Romanian minister quits over ‘punks and prostitutes’ comment

Romanian transport minister Ioan Rus resigns after labelling Romanians working abroad as as ‘punks and prostitutes’

Photo by: Ministerul transporturilor
Photo by: Ministerul transporturilor

Updated Jul 28, 2015

Romania’s transport minister and a member of prime minister Victor Ponta’s ruling coalition Ioan Rus resigned on Thursday over statements he made concerning Romanian foreign workers.

Rus said in a TV interview that "for a salary of maybe 1,500 euros [$1,600], their children become thugs and their wives prostitutes."

The association of Romanians working abroad, FADERE, criticised the Romanian minister and called his comments an “irresponsible insult.”

FADERE added that workers living abroad have sent Romania nearly 35 billion euros since 2008.

Following his comments, Rus apologised and said that he commented on this issue to highlight a serious problem in Romania.
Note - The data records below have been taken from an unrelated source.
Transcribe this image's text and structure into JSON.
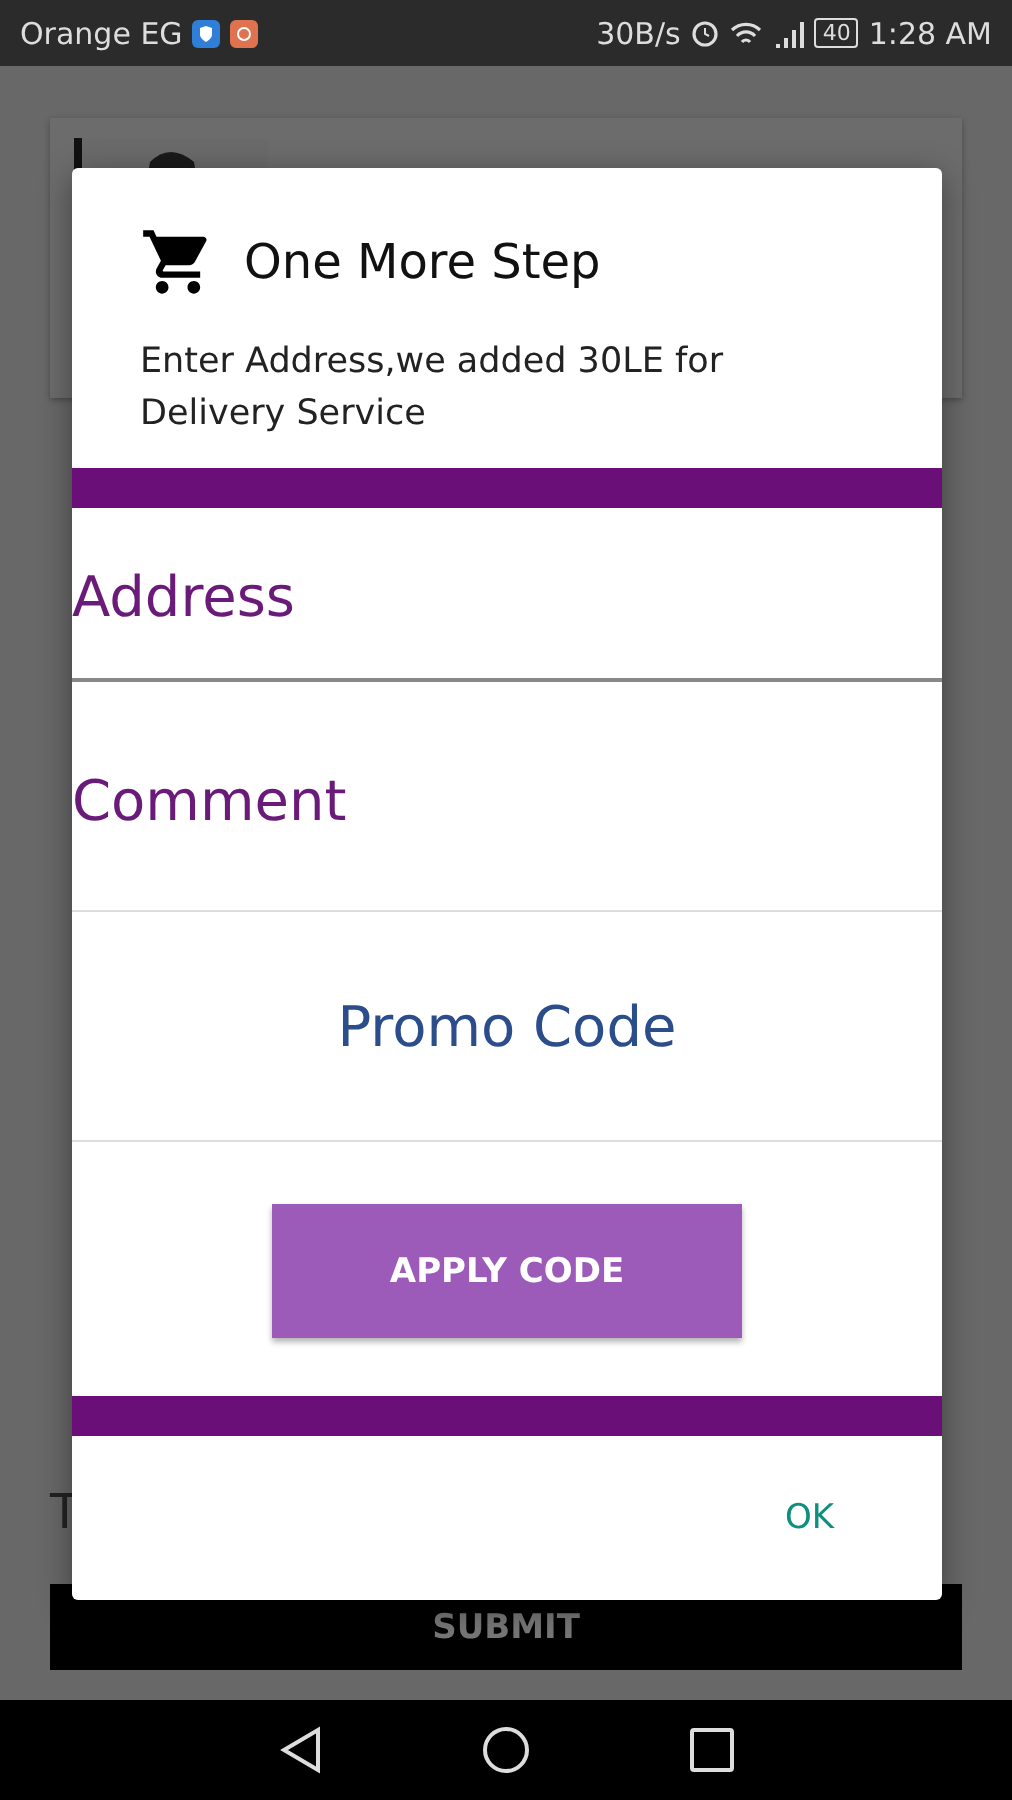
{
  "status_bar": {
    "carrier": "Orange EG",
    "speed": "30B/s",
    "battery": "40",
    "time": "1:28 AM"
  },
  "background": {
    "partial_text": "T",
    "submit": "SUBMIT"
  },
  "dialog": {
    "title": "One More Step",
    "message": "Enter Address,we added 30LE for Delivery Service",
    "fields": [
      {
        "placeholder": "Address",
        "kind": "underline"
      },
      {
        "placeholder": "Comment",
        "kind": "underline"
      },
      {
        "placeholder": "Promo Code",
        "kind": "centered"
      }
    ],
    "apply_button": "APPLY CODE",
    "ok_button": "OK"
  }
}
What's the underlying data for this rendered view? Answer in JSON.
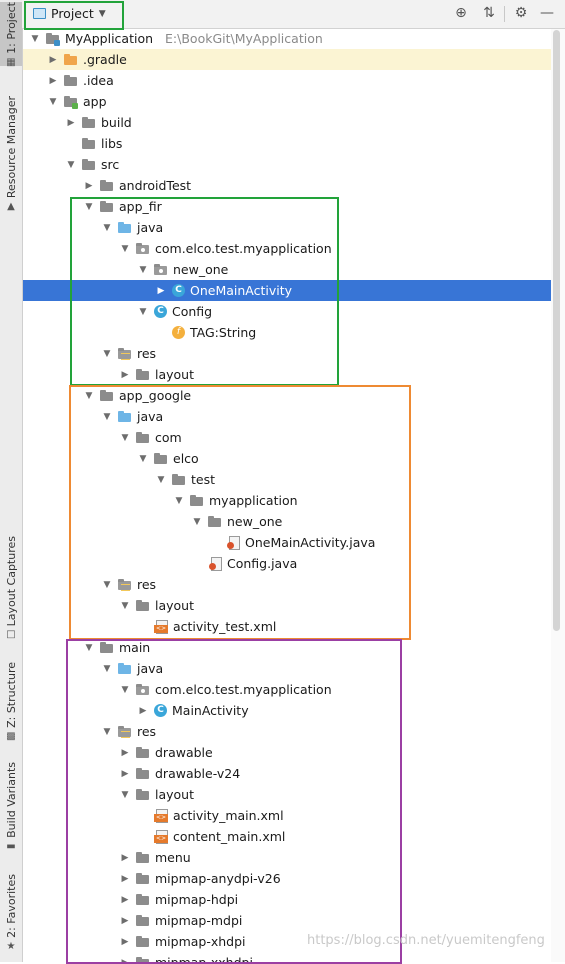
{
  "side_tabs": {
    "project": "1: Project",
    "resource_manager": "Resource Manager",
    "layout_captures": "Layout Captures",
    "structure": "Z: Structure",
    "build_variants": "Build Variants",
    "favorites": "2: Favorites"
  },
  "toolbar": {
    "view_label": "Project",
    "icons": [
      "locate-icon",
      "collapse-icon",
      "gear-icon",
      "minimize-icon"
    ]
  },
  "tree": [
    {
      "depth": 0,
      "arrow": "open",
      "icon": "project-folder",
      "label": "MyApplication",
      "path": "E:\\BookGit\\MyApplication"
    },
    {
      "depth": 1,
      "arrow": "closed",
      "icon": "folder-orange",
      "label": ".gradle",
      "highlight": true
    },
    {
      "depth": 1,
      "arrow": "closed",
      "icon": "folder",
      "label": ".idea"
    },
    {
      "depth": 1,
      "arrow": "open",
      "icon": "module-folder",
      "label": "app"
    },
    {
      "depth": 2,
      "arrow": "closed",
      "icon": "folder",
      "label": "build"
    },
    {
      "depth": 2,
      "arrow": "none",
      "icon": "folder",
      "label": "libs"
    },
    {
      "depth": 2,
      "arrow": "open",
      "icon": "folder",
      "label": "src"
    },
    {
      "depth": 3,
      "arrow": "closed",
      "icon": "folder",
      "label": "androidTest"
    },
    {
      "depth": 3,
      "arrow": "open",
      "icon": "folder",
      "label": "app_fir"
    },
    {
      "depth": 4,
      "arrow": "open",
      "icon": "folder-blue",
      "label": "java"
    },
    {
      "depth": 5,
      "arrow": "open",
      "icon": "package",
      "label": "com.elco.test.myapplication"
    },
    {
      "depth": 6,
      "arrow": "open",
      "icon": "package",
      "label": "new_one"
    },
    {
      "depth": 7,
      "arrow": "closed",
      "icon": "class",
      "label": "OneMainActivity",
      "selected": true
    },
    {
      "depth": 6,
      "arrow": "open",
      "icon": "class",
      "label": "Config"
    },
    {
      "depth": 7,
      "arrow": "none",
      "icon": "field",
      "label": "TAG:String"
    },
    {
      "depth": 4,
      "arrow": "open",
      "icon": "res-folder",
      "label": "res"
    },
    {
      "depth": 5,
      "arrow": "closed",
      "icon": "folder",
      "label": "layout"
    },
    {
      "depth": 3,
      "arrow": "open",
      "icon": "folder",
      "label": "app_google"
    },
    {
      "depth": 4,
      "arrow": "open",
      "icon": "folder-blue",
      "label": "java"
    },
    {
      "depth": 5,
      "arrow": "open",
      "icon": "folder",
      "label": "com"
    },
    {
      "depth": 6,
      "arrow": "open",
      "icon": "folder",
      "label": "elco"
    },
    {
      "depth": 7,
      "arrow": "open",
      "icon": "folder",
      "label": "test"
    },
    {
      "depth": 8,
      "arrow": "open",
      "icon": "folder",
      "label": "myapplication"
    },
    {
      "depth": 9,
      "arrow": "open",
      "icon": "folder",
      "label": "new_one"
    },
    {
      "depth": 10,
      "arrow": "none",
      "icon": "java-file",
      "label": "OneMainActivity.java"
    },
    {
      "depth": 9,
      "arrow": "none",
      "icon": "java-file",
      "label": "Config.java"
    },
    {
      "depth": 4,
      "arrow": "open",
      "icon": "res-folder",
      "label": "res"
    },
    {
      "depth": 5,
      "arrow": "open",
      "icon": "folder",
      "label": "layout"
    },
    {
      "depth": 6,
      "arrow": "none",
      "icon": "xml-file",
      "label": "activity_test.xml"
    },
    {
      "depth": 3,
      "arrow": "open",
      "icon": "folder",
      "label": "main"
    },
    {
      "depth": 4,
      "arrow": "open",
      "icon": "folder-blue",
      "label": "java"
    },
    {
      "depth": 5,
      "arrow": "open",
      "icon": "package",
      "label": "com.elco.test.myapplication"
    },
    {
      "depth": 6,
      "arrow": "closed",
      "icon": "class",
      "label": "MainActivity"
    },
    {
      "depth": 4,
      "arrow": "open",
      "icon": "res-folder",
      "label": "res"
    },
    {
      "depth": 5,
      "arrow": "closed",
      "icon": "folder",
      "label": "drawable"
    },
    {
      "depth": 5,
      "arrow": "closed",
      "icon": "folder",
      "label": "drawable-v24"
    },
    {
      "depth": 5,
      "arrow": "open",
      "icon": "folder",
      "label": "layout"
    },
    {
      "depth": 6,
      "arrow": "none",
      "icon": "xml-file",
      "label": "activity_main.xml"
    },
    {
      "depth": 6,
      "arrow": "none",
      "icon": "xml-file",
      "label": "content_main.xml"
    },
    {
      "depth": 5,
      "arrow": "closed",
      "icon": "folder",
      "label": "menu"
    },
    {
      "depth": 5,
      "arrow": "closed",
      "icon": "folder",
      "label": "mipmap-anydpi-v26"
    },
    {
      "depth": 5,
      "arrow": "closed",
      "icon": "folder",
      "label": "mipmap-hdpi"
    },
    {
      "depth": 5,
      "arrow": "closed",
      "icon": "folder",
      "label": "mipmap-mdpi"
    },
    {
      "depth": 5,
      "arrow": "closed",
      "icon": "folder",
      "label": "mipmap-xhdpi"
    },
    {
      "depth": 5,
      "arrow": "closed",
      "icon": "folder",
      "label": "mipmap-xxhdpi"
    }
  ],
  "annotation_colors": {
    "toolbar_box": "#22a33a",
    "app_fir_box": "#22a33a",
    "app_google_box": "#ee8a33",
    "main_box": "#9b3fa3"
  },
  "watermark": "https://blog.csdn.net/yuemitengfeng"
}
The minister’s resignation came just before a confidence vote on Romanian Prime Minister Victor Ponta’s government.

Ponta and his governing center left coalition on Friday will face a vote of no-confidence demanded by Romania’s centrist opposition in parliament.

On Tuesday, Ponta said his government will “survive” the vote of no-confidence, which he claimed will end the political crisis in the country and will allow a return to focusing on the government’s upcoming International Monetary Fund (IMF) talks.

“I am convinced that after Friday’s vote in parliament things will be clear: we either have a solid majority - and I believe we do - or we’ll have another majority.”

Ponta said that "the leu's exchange rate, all data regarding investors' trust in Romania have yet to be altered so that's why it is fundamental to show that we are not dealing with a long-term crisis."

Romania is to meet with the IMF and European Commission in early July to revise Romania’s 4 billion aid deal and its plans for tax cuts.

The Romanian National Anticorruption Directorate (DNA) has accused Ponta of using fake documents from a law firm to buy apartments and car when he worked as a lawmaker in the Social Democratic Party (PSD) between 2007 and 2008.

At the beginning of June, the DNA started a criminal investigation into Ponta over allegations of money forgery, tax evasion, money laundry, and conflict of interest. Because Ponta’s immunity has to be lifted by the Romanian parliament for further investigations, DNA prosecutors filed petitions calling for the abolishment of Ponta’s immunity.

The Romanian parliament rejected the DNA’s request to lift Ponta’s immunity on Tuesday.

The request was rejected with the support of 231 members of parliament, while the other 120 voted to lift Ponta’s immunity. According to AP, since Ponta’s centre left coalition dominates parliament the result was expected.

TRTWorld and agencies